Segment Start: INPUT DATA
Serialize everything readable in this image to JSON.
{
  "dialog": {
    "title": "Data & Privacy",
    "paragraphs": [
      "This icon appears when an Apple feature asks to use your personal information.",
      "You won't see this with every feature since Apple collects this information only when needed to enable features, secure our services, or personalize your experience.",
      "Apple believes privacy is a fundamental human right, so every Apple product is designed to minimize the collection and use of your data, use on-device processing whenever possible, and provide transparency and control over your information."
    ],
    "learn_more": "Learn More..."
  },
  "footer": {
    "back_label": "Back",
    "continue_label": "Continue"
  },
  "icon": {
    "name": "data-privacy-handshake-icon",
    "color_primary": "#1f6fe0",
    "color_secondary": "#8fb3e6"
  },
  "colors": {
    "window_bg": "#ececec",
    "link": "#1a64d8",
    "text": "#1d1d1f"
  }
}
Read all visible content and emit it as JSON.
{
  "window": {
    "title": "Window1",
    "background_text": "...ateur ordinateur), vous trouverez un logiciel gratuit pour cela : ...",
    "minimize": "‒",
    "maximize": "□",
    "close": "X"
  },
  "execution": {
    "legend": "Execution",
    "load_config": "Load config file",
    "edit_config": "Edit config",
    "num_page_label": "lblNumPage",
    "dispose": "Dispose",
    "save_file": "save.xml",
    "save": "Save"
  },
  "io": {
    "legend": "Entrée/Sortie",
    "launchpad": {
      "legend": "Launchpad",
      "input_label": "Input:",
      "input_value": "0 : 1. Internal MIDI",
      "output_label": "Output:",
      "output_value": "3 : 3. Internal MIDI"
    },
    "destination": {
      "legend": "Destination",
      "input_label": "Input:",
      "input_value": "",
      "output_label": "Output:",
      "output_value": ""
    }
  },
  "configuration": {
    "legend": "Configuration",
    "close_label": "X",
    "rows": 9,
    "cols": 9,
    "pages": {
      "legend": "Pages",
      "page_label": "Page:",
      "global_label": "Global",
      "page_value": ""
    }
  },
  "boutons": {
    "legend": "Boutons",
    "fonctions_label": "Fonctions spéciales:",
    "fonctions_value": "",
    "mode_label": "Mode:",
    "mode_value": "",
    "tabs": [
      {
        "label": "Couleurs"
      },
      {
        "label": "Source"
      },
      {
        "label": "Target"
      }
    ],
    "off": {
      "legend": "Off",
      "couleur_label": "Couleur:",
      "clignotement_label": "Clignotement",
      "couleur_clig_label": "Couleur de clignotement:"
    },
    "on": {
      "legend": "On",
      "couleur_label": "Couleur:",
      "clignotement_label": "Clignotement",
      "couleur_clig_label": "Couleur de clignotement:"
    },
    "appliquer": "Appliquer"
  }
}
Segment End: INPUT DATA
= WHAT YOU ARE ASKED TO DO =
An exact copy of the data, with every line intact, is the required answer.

= REPLY TO THE EXERCISE =
Serialize everything readable in this image to JSON.
{
  "dialog": {
    "title": "Data & Privacy",
    "paragraphs": [
      "This icon appears when an Apple feature asks to use your personal information.",
      "You won't see this with every feature since Apple collects this information only when needed to enable features, secure our services, or personalize your experience.",
      "Apple believes privacy is a fundamental human right, so every Apple product is designed to minimize the collection and use of your data, use on-device processing whenever possible, and provide transparency and control over your information."
    ],
    "learn_more": "Learn More..."
  },
  "footer": {
    "back_label": "Back",
    "continue_label": "Continue"
  },
  "icon": {
    "name": "data-privacy-handshake-icon",
    "color_primary": "#1f6fe0",
    "color_secondary": "#8fb3e6"
  },
  "colors": {
    "window_bg": "#ececec",
    "link": "#1a64d8",
    "text": "#1d1d1f"
  }
}
Read all visible content and emit it as JSON.
{
  "window": {
    "title": "Window1",
    "background_text": "...ateur ordinateur), vous trouverez un logiciel gratuit pour cela : ...",
    "minimize": "‒",
    "maximize": "□",
    "close": "X"
  },
  "execution": {
    "legend": "Execution",
    "load_config": "Load config file",
    "edit_config": "Edit config",
    "num_page_label": "lblNumPage",
    "dispose": "Dispose",
    "save_file": "save.xml",
    "save": "Save"
  },
  "io": {
    "legend": "Entrée/Sortie",
    "launchpad": {
      "legend": "Launchpad",
      "input_label": "Input:",
      "input_value": "0 : 1. Internal MIDI",
      "output_label": "Output:",
      "output_value": "3 : 3. Internal MIDI"
    },
    "destination": {
      "legend": "Destination",
      "input_label": "Input:",
      "input_value": "",
      "output_label": "Output:",
      "output_value": ""
    }
  },
  "configuration": {
    "legend": "Configuration",
    "close_label": "X",
    "rows": 9,
    "cols": 9,
    "pages": {
      "legend": "Pages",
      "page_label": "Page:",
      "global_label": "Global",
      "page_value": ""
    }
  },
  "boutons": {
    "legend": "Boutons",
    "fonctions_label": "Fonctions spéciales:",
    "fonctions_value": "",
    "mode_label": "Mode:",
    "mode_value": "",
    "tabs": [
      {
        "label": "Couleurs"
      },
      {
        "label": "Source"
      },
      {
        "label": "Target"
      }
    ],
    "off": {
      "legend": "Off",
      "couleur_label": "Couleur:",
      "clignotement_label": "Clignotement",
      "couleur_clig_label": "Couleur de clignotement:"
    },
    "on": {
      "legend": "On",
      "couleur_label": "Couleur:",
      "clignotement_label": "Clignotement",
      "couleur_clig_label": "Couleur de clignotement:"
    },
    "appliquer": "Appliquer"
  }
}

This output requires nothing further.